Plaid Cymru calls for stockpiled vaccines to be shared with Global South


Heledd Fychan (Image: Plaid Cymru). Senedd (Image: Gwalia).

Plaid Cymru’s spokesperson for International Affairs, Heledd Fychan MS, has called for Cymru to share its expertise, technical knowledge and medical supplies with low income countries to support global vaccine and treatment programmes.


Leading on a debate in the Senedd today (Wednesday 17 November), Ms Fychan will call on the Welsh Government to act as a globally responsible nation— a commitment that it is bound to by law under the Well-being of Future Generations (Wales) Act 2015.


With rich countries hoarding more vaccines than they can ever use, Ms Fychan has called it “morally reprehensible” that stock is allowed to expire and go to waste, rather than being redistributed to low income countries.


In September, Welsh Government confirmed that 40,000 doses of the Astra Zeneca vaccine had been destroyed, while figures emerging recently show that UK-wide figures are 600,000.


Low income countries are bearing the highest burden of the health and economic consequences of the COVID-19 pandemic, with the Minister for Social Justice admitting last week in the Senedd “Vaccine inequity is the biggest obstacle stopping the world emerging from this pandemic.”


These calls are echoed by Oxfam Cymru, who have also renewed calls on Welsh Government to pressure Westminster to lift their block on pharmaceutical companies sharing vaccine recipes and technology with the rest of the world.
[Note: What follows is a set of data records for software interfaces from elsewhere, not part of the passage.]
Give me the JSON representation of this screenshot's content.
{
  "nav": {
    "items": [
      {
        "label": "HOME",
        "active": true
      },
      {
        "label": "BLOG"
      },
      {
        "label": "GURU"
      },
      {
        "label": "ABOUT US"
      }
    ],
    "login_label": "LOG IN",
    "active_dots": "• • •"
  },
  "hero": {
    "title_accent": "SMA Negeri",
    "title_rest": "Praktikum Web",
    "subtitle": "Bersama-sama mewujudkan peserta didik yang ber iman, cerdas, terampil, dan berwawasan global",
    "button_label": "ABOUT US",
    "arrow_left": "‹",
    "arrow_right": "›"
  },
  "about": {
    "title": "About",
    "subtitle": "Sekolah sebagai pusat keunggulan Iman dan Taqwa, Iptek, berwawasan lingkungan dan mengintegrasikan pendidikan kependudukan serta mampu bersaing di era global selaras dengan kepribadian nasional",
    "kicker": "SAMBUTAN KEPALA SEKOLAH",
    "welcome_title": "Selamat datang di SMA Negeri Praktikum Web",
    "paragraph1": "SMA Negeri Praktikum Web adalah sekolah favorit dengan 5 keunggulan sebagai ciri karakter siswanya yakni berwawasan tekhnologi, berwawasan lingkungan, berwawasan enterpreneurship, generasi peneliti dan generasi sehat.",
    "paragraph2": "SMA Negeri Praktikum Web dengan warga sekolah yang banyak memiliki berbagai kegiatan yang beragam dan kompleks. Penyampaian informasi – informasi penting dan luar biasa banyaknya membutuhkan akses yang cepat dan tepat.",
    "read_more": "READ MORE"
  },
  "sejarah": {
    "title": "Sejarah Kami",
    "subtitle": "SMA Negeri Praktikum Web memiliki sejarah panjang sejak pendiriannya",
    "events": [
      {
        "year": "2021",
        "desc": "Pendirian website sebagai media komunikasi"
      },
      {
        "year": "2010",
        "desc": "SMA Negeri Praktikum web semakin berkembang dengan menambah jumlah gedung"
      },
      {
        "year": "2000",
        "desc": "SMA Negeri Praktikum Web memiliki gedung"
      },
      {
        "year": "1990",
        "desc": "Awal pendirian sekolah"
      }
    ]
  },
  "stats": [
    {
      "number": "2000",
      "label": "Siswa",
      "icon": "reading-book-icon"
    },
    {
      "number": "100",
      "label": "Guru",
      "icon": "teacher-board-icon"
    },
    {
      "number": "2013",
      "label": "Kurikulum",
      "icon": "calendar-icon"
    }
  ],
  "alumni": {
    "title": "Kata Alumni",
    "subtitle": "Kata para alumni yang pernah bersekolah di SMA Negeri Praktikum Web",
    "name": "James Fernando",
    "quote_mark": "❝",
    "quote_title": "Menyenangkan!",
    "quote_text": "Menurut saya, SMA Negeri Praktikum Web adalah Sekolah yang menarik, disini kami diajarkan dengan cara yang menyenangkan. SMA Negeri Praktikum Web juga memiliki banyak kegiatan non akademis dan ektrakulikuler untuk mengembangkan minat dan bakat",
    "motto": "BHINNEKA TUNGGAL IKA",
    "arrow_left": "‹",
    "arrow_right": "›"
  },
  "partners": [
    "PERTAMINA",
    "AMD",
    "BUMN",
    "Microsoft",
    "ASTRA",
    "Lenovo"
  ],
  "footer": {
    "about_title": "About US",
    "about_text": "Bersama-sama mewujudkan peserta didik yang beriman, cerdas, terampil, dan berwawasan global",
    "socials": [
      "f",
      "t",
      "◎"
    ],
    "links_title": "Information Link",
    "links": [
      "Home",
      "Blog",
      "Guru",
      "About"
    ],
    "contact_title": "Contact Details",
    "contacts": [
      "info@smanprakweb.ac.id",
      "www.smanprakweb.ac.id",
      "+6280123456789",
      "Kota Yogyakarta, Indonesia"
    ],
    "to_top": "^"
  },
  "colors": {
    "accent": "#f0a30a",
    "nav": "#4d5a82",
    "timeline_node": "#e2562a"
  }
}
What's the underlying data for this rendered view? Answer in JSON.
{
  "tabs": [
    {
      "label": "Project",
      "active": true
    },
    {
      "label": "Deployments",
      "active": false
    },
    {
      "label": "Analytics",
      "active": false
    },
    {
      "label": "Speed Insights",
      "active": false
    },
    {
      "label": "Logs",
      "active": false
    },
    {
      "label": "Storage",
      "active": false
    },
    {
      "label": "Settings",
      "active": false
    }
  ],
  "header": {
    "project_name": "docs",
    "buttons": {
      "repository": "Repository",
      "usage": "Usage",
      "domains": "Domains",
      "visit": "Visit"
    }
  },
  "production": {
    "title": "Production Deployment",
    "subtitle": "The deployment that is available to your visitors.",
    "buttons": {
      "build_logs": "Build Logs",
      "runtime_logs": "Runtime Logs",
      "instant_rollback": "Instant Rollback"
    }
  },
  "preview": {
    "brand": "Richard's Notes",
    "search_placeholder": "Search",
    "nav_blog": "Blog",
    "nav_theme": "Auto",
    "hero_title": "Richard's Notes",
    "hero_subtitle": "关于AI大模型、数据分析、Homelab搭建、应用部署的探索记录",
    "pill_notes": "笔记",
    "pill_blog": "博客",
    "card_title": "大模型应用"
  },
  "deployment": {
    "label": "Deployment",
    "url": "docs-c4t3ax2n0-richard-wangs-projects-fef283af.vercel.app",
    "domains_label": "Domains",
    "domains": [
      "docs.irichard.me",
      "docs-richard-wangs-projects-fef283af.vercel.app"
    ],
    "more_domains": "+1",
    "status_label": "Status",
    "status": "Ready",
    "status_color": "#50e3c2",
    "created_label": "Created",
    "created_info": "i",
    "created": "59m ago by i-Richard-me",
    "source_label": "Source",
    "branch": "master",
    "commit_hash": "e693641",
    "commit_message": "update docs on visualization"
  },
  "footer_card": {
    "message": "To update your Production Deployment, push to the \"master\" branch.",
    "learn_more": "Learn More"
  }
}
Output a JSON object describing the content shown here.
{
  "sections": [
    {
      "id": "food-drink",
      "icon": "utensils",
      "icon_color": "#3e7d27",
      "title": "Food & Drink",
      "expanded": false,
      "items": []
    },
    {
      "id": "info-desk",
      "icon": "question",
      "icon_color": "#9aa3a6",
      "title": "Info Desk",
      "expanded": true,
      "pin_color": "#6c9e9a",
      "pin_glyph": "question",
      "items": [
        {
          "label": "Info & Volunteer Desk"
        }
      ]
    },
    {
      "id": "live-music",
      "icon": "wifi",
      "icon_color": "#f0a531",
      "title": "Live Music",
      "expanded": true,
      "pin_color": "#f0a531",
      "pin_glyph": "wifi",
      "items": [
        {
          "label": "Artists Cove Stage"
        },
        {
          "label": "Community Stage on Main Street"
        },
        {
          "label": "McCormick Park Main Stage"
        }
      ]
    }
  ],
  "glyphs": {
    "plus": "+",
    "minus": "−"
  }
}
Plaid Cymru’s spokesperson for International Affairs, Heledd Fychan MS said, “A global pandemic requires a global response. Wales has its part to play in bringing an end to the pandemic and protecting communities all around the world. What’s more, our global responsibility is written into law.


“It’s been said many times that the virus doesn’t discriminate but the same cannot be said for access to the vaccines. Vaccines are distributed based on wealth and nationality, rather than need – not only is this this divide unjust, it’s morally reprehensible.


“That’s why Wales should be leading the way in sharing our expertise and sharing long term support to low income countries to bring the pandemic under control at a global level.


“At the start of the pandemic the greatest barrier to overcoming it was science, but now it is inequality. Wales has a responsibility to play its part in bringing an end to the pandemic. After all, we’re not free from this virus until everyone is free.”


Sarah Rees, Head of Oxfam Cymru, said: “While more and more people across Wales are being invited to come forward and receive their Covid booster jabs, the reality for people in developing countries – where two percent of people are fully vaccinated – couldn’t be more different. It’s unconscionable that the UK Government is still blocking efforts to suspend the patents on Covid technologies and insist pharmaceutical companies share the lifesaving vaccine recipes and technology with the rest of the world so vaccine production can be urgently ramped up.


“The First Minister and Senedd must send a united, unequivocal message to the Prime Minister; that they will not stand idly by while lives are being needlessly endangered around the world, and, as a result, here in Wales. No one is safe from Covid until we all are.”